-- Dataset rows for apps and sites --

[Start of Attachment]

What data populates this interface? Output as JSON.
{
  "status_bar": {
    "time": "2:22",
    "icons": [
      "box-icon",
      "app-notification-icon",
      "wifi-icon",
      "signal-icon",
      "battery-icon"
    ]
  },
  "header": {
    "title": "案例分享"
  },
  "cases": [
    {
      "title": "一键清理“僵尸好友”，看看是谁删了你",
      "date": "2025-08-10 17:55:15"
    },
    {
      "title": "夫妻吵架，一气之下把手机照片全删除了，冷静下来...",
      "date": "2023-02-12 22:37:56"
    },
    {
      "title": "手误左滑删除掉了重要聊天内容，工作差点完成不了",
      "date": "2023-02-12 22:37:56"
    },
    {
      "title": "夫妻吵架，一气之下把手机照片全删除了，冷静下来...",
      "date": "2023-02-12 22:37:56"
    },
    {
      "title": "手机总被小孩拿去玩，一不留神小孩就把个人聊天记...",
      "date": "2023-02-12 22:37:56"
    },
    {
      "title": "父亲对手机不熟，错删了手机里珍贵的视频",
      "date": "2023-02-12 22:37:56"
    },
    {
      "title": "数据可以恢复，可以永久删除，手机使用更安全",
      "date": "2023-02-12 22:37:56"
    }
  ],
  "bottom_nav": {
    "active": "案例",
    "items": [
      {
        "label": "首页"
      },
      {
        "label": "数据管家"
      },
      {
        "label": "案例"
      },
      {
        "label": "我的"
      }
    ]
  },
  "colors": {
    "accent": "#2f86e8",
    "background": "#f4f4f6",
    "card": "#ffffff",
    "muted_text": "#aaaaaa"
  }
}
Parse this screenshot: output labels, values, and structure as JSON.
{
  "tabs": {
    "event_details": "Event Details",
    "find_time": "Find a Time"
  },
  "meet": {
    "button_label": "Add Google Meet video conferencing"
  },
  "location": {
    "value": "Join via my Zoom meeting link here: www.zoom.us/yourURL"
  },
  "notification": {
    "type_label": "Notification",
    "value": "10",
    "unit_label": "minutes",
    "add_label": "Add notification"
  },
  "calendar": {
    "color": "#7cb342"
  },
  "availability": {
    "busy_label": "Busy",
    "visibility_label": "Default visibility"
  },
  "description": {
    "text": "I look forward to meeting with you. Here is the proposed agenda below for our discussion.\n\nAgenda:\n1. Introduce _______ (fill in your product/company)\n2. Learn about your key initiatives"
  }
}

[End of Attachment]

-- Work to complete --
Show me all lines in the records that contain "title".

-- Written reply --
    "title": "案例分享"
      "title": "一键清理“僵尸好友”，看看是谁删了你",
      "title": "夫妻吵架，一气之下把手机照片全删除了，冷静下来...",
      "title": "手误左滑删除掉了重要聊天内容，工作差点完成不了",
      "title": "夫妻吵架，一气之下把手机照片全删除了，冷静下来...",
      "title": "手机总被小孩拿去玩，一不留神小孩就把个人聊天记...",
      "title": "父亲对手机不熟，错删了手机里珍贵的视频",
      "title": "数据可以恢复，可以永久删除，手机使用更安全",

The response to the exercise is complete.